◆ **THE TASK**: Repeat exactly the lines from the one containing "Output a JSON" through the last line of the records below, both included, and nothing else.

◆ **RAW DATA**:
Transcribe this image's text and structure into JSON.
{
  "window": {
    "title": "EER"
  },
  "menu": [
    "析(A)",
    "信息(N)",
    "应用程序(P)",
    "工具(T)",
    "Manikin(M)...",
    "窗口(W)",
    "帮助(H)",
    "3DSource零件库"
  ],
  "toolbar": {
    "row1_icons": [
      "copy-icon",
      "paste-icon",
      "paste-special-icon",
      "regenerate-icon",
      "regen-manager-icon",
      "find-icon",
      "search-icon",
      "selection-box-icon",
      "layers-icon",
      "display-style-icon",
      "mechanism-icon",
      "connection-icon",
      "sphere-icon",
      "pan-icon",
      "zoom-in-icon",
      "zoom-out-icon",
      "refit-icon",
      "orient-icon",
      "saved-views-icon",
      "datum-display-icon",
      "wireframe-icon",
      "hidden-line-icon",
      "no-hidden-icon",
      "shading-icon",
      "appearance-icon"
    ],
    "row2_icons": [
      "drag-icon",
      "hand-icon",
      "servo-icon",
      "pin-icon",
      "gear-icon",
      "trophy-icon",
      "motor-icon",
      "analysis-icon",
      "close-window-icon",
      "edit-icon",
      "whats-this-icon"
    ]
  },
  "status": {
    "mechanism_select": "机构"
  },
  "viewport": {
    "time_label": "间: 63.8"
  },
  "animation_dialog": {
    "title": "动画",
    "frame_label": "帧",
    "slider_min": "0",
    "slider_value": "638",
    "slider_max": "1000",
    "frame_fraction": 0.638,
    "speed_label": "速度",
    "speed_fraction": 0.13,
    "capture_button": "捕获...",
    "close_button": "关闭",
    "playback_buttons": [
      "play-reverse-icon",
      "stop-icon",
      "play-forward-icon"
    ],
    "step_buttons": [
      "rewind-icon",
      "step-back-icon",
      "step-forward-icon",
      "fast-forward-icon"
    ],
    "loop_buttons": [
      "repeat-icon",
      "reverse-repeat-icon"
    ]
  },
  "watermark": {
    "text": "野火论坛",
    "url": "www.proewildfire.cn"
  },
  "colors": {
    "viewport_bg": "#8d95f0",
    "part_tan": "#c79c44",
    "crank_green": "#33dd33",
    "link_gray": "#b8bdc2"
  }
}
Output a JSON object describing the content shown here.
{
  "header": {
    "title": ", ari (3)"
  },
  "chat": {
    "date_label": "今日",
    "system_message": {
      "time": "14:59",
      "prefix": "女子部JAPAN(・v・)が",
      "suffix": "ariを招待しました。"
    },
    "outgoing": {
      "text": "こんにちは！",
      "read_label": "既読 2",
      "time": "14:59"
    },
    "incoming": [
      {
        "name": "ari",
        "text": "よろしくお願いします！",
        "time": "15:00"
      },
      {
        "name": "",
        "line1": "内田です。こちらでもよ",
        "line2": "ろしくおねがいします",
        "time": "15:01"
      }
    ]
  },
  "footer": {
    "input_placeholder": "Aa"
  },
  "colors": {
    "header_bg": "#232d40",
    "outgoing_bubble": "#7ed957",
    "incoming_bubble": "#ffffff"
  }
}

◆ **EXERCISE RESPONSE**:
Output a JSON object describing the content shown here.
{
  "header": {
    "title": ", ari (3)"
  },
  "chat": {
    "date_label": "今日",
    "system_message": {
      "time": "14:59",
      "prefix": "女子部JAPAN(・v・)が",
      "suffix": "ariを招待しました。"
    },
    "outgoing": {
      "text": "こんにちは！",
      "read_label": "既読 2",
      "time": "14:59"
    },
    "incoming": [
      {
        "name": "ari",
        "text": "よろしくお願いします！",
        "time": "15:00"
      },
      {
        "name": "",
        "line1": "内田です。こちらでもよ",
        "line2": "ろしくおねがいします",
        "time": "15:01"
      }
    ]
  },
  "footer": {
    "input_placeholder": "Aa"
  },
  "colors": {
    "header_bg": "#232d40",
    "outgoing_bubble": "#7ed957",
    "incoming_bubble": "#ffffff"
  }
}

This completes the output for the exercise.